A few months ago Echo Lake announced the release of their debut LP and in all honesty (and regrettably) I refrained from listening to them. The last few months I’ve subverted myself into a world of revision, keeping my music listening to a minimum and minimalist level in order to place as much focus on my work. However, in a self-proclaimed ‘deserved rest’ this evening, I noticed that Echo Lake had finally released their title track ‘Wild Peace’. From various reviews and descriptions I could not, of course, delay my listening any further and after a couple of plays I knew I had to write a review. Sitting down, I was unsure of what to write that can’t be found elsewhere; I don’t wish to repeat the words of other reviewers. Thus, I have an excuse for a seemingly sparse review which is as follows…

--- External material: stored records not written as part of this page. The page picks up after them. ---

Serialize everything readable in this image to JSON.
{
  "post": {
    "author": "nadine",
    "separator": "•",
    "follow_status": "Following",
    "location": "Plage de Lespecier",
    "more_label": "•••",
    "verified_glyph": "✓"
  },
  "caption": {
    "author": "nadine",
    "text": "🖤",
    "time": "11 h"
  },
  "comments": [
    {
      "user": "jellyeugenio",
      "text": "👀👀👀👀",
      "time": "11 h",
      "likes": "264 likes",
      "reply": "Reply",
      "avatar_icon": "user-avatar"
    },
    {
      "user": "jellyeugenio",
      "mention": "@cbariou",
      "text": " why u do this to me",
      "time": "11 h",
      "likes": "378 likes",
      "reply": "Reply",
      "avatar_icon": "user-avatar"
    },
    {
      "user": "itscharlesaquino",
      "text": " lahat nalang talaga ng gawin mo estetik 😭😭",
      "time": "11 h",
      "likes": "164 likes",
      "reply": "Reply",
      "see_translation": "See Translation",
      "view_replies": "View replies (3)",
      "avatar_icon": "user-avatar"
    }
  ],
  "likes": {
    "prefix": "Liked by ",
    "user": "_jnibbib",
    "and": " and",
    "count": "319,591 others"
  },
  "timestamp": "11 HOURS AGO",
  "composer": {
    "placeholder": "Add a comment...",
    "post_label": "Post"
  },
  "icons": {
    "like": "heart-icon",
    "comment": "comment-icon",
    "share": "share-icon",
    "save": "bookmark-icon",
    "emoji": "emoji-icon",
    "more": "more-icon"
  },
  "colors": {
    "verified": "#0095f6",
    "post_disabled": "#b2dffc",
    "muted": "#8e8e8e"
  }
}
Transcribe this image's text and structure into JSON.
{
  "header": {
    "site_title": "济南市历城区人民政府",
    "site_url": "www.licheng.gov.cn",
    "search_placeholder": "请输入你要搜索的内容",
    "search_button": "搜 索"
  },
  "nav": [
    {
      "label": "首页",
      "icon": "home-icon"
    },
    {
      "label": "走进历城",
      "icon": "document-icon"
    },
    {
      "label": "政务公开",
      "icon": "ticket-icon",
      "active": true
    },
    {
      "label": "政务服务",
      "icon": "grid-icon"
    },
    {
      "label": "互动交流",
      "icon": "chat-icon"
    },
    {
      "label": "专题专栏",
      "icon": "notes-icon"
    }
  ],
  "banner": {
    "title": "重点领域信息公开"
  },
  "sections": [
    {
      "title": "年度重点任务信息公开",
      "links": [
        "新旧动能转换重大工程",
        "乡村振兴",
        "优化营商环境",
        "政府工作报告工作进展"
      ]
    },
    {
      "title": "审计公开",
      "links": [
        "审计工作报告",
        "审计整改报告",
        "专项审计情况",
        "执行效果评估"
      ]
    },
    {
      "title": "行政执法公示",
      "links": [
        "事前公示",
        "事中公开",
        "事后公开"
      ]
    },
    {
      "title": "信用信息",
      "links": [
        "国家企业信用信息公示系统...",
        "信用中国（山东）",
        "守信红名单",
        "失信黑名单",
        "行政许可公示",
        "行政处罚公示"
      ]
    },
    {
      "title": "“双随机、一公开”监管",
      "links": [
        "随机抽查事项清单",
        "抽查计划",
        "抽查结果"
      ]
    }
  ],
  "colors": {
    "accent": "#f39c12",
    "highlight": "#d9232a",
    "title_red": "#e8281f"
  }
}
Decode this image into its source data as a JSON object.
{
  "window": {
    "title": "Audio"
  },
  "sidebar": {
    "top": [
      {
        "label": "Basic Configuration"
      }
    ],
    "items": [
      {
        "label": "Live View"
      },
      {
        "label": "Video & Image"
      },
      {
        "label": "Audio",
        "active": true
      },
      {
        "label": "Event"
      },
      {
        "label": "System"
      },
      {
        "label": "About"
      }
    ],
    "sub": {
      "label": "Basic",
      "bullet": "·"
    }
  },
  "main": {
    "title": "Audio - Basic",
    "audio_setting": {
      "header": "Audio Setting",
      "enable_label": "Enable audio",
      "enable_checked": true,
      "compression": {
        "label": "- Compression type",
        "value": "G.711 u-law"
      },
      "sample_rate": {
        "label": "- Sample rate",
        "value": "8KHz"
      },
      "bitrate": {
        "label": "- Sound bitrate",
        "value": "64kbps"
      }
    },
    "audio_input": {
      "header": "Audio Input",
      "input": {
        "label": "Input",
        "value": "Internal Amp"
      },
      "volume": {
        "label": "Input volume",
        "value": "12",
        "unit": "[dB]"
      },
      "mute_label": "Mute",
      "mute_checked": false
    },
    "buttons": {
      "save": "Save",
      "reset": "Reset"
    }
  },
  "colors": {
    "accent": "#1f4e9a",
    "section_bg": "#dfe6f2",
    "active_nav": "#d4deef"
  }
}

It seems terribly cliched but the entire track comes across as a dream, with a harmonious blend of vocals, strings and electronic sounds that make for an extremely aural pleasantry. Linda Jarvis (vocalist) focuses on captivating the audience within the meticulous soundscape, using looped and cannon effects, a concept growing ever more popular by female vocalists from Grimes to Nedry. The tonal ranges show clear influence from lo-fi, shoegaze and dream pop such as Seapony, yet the complicated patterns and melancholy meanings show a development of these genres rather than conforming to their set specifics.
I could try and discuss this track in detail – from the opening chords, to the development of the vocals and the drifting peaks that echo out this huge scope. The fact is it’s clear that the piece must be admired as a whole work of emotion and thought, and I would not even attempt to split the process and sounds of the track up into digestible chunks. But again, perhaps this is me trying to make excuses as a failed writer! The final and most definite thing I can say about this track is this: It’s a MUST listen.
By Dan Waller
Dance Yrself Clean